Record extracts Start Marker

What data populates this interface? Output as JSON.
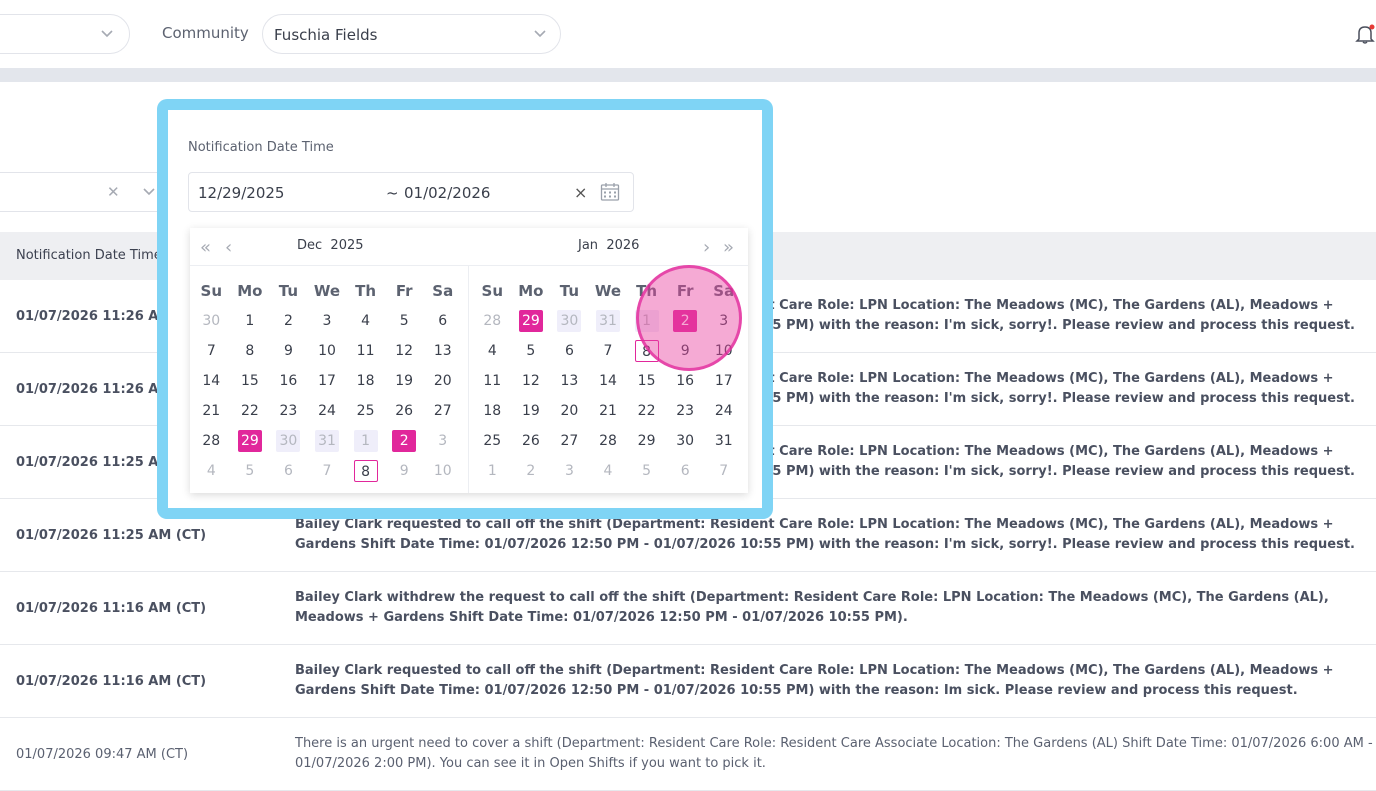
{
  "header": {
    "community_label": "Community",
    "community_value": "Fuschia Fields"
  },
  "table": {
    "col_header": "Notification Date Time",
    "rows": [
      {
        "dt": "01/07/2026 11:26 AM (CT)",
        "msg": "Bailey Clark requested to call off the shift (Department: Resident Care Role: LPN Location: The Meadows (MC), The Gardens (AL), Meadows + Gardens Shift Date Time: 01/07/2026 12:50 PM - 01/07/2026 10:55 PM) with the reason: I'm sick, sorry!. Please review and process this request.",
        "light": false
      },
      {
        "dt": "01/07/2026 11:26 AM (CT)",
        "msg": "Bailey Clark requested to call off the shift (Department: Resident Care Role: LPN Location: The Meadows (MC), The Gardens (AL), Meadows + Gardens Shift Date Time: 01/07/2026 12:50 PM - 01/07/2026 10:55 PM) with the reason: I'm sick, sorry!. Please review and process this request.",
        "light": false
      },
      {
        "dt": "01/07/2026 11:25 AM (CT)",
        "msg": "Bailey Clark requested to call off the shift (Department: Resident Care Role: LPN Location: The Meadows (MC), The Gardens (AL), Meadows + Gardens Shift Date Time: 01/07/2026 12:50 PM - 01/07/2026 10:55 PM) with the reason: I'm sick, sorry!. Please review and process this request.",
        "light": false
      },
      {
        "dt": "01/07/2026 11:25 AM (CT)",
        "msg": "Bailey Clark requested to call off the shift (Department: Resident Care Role: LPN Location: The Meadows (MC), The Gardens (AL), Meadows + Gardens Shift Date Time: 01/07/2026 12:50 PM - 01/07/2026 10:55 PM) with the reason: I'm sick, sorry!. Please review and process this request.",
        "light": false
      },
      {
        "dt": "01/07/2026 11:16 AM (CT)",
        "msg": "Bailey Clark withdrew the request to call off the shift (Department: Resident Care Role: LPN Location: The Meadows (MC), The Gardens (AL), Meadows + Gardens Shift Date Time: 01/07/2026 12:50 PM - 01/07/2026 10:55 PM).",
        "light": false
      },
      {
        "dt": "01/07/2026 11:16 AM (CT)",
        "msg": "Bailey Clark requested to call off the shift (Department: Resident Care Role: LPN Location: The Meadows (MC), The Gardens (AL), Meadows + Gardens Shift Date Time: 01/07/2026 12:50 PM - 01/07/2026 10:55 PM) with the reason: Im sick. Please review and process this request.",
        "light": false
      },
      {
        "dt": "01/07/2026 09:47 AM (CT)",
        "msg": "There is an urgent need to cover a shift (Department: Resident Care Role: Resident Care Associate Location: The Gardens (AL) Shift Date Time: 01/07/2026 6:00 AM - 01/07/2026 2:00 PM). You can see it in Open Shifts if you want to pick it.",
        "light": true
      }
    ]
  },
  "picker": {
    "label": "Notification Date Time",
    "start": "12/29/2025",
    "separator": "~",
    "end": "01/02/2026",
    "clear_icon": "×",
    "left_month": "Dec",
    "left_year": "2025",
    "right_month": "Jan",
    "right_year": "2026",
    "weekdays": [
      "Su",
      "Mo",
      "Tu",
      "We",
      "Th",
      "Fr",
      "Sa"
    ],
    "left_weeks": [
      [
        [
          "30",
          "other"
        ],
        [
          "1",
          ""
        ],
        [
          "2",
          ""
        ],
        [
          "3",
          ""
        ],
        [
          "4",
          ""
        ],
        [
          "5",
          ""
        ],
        [
          "6",
          ""
        ]
      ],
      [
        [
          "7",
          ""
        ],
        [
          "8",
          ""
        ],
        [
          "9",
          ""
        ],
        [
          "10",
          ""
        ],
        [
          "11",
          ""
        ],
        [
          "12",
          ""
        ],
        [
          "13",
          ""
        ]
      ],
      [
        [
          "14",
          ""
        ],
        [
          "15",
          ""
        ],
        [
          "16",
          ""
        ],
        [
          "17",
          ""
        ],
        [
          "18",
          ""
        ],
        [
          "19",
          ""
        ],
        [
          "20",
          ""
        ]
      ],
      [
        [
          "21",
          ""
        ],
        [
          "22",
          ""
        ],
        [
          "23",
          ""
        ],
        [
          "24",
          ""
        ],
        [
          "25",
          ""
        ],
        [
          "26",
          ""
        ],
        [
          "27",
          ""
        ]
      ],
      [
        [
          "28",
          ""
        ],
        [
          "29",
          "sel"
        ],
        [
          "30",
          "inrd"
        ],
        [
          "31",
          "inrd"
        ],
        [
          "1",
          "inr"
        ],
        [
          "2",
          "sel"
        ],
        [
          "3",
          "other"
        ]
      ],
      [
        [
          "4",
          "other"
        ],
        [
          "5",
          "other"
        ],
        [
          "6",
          "other"
        ],
        [
          "7",
          "other"
        ],
        [
          "8",
          "tod"
        ],
        [
          "9",
          "other"
        ],
        [
          "10",
          "other"
        ]
      ]
    ],
    "right_weeks": [
      [
        [
          "28",
          "other"
        ],
        [
          "29",
          "sel"
        ],
        [
          "30",
          "inr"
        ],
        [
          "31",
          "inr"
        ],
        [
          "1",
          "inrd"
        ],
        [
          "2",
          "sel"
        ],
        [
          "3",
          ""
        ]
      ],
      [
        [
          "4",
          ""
        ],
        [
          "5",
          ""
        ],
        [
          "6",
          ""
        ],
        [
          "7",
          ""
        ],
        [
          "8",
          "tod"
        ],
        [
          "9",
          ""
        ],
        [
          "10",
          ""
        ]
      ],
      [
        [
          "11",
          ""
        ],
        [
          "12",
          ""
        ],
        [
          "13",
          ""
        ],
        [
          "14",
          ""
        ],
        [
          "15",
          ""
        ],
        [
          "16",
          ""
        ],
        [
          "17",
          ""
        ]
      ],
      [
        [
          "18",
          ""
        ],
        [
          "19",
          ""
        ],
        [
          "20",
          ""
        ],
        [
          "21",
          ""
        ],
        [
          "22",
          ""
        ],
        [
          "23",
          ""
        ],
        [
          "24",
          ""
        ]
      ],
      [
        [
          "25",
          ""
        ],
        [
          "26",
          ""
        ],
        [
          "27",
          ""
        ],
        [
          "28",
          ""
        ],
        [
          "29",
          ""
        ],
        [
          "30",
          ""
        ],
        [
          "31",
          ""
        ]
      ],
      [
        [
          "1",
          "other"
        ],
        [
          "2",
          "other"
        ],
        [
          "3",
          "other"
        ],
        [
          "4",
          "other"
        ],
        [
          "5",
          "other"
        ],
        [
          "6",
          "other"
        ],
        [
          "7",
          "other"
        ]
      ]
    ]
  },
  "colors": {
    "highlight_frame": "#7fd4f5",
    "selected": "#e1279b",
    "in_range": "#efeefa",
    "circle": "#e842a0"
  }
}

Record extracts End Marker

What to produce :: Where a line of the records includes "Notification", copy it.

Task solution ::
    "col_header": "Notification Date Time",
    "label": "Notification Date Time",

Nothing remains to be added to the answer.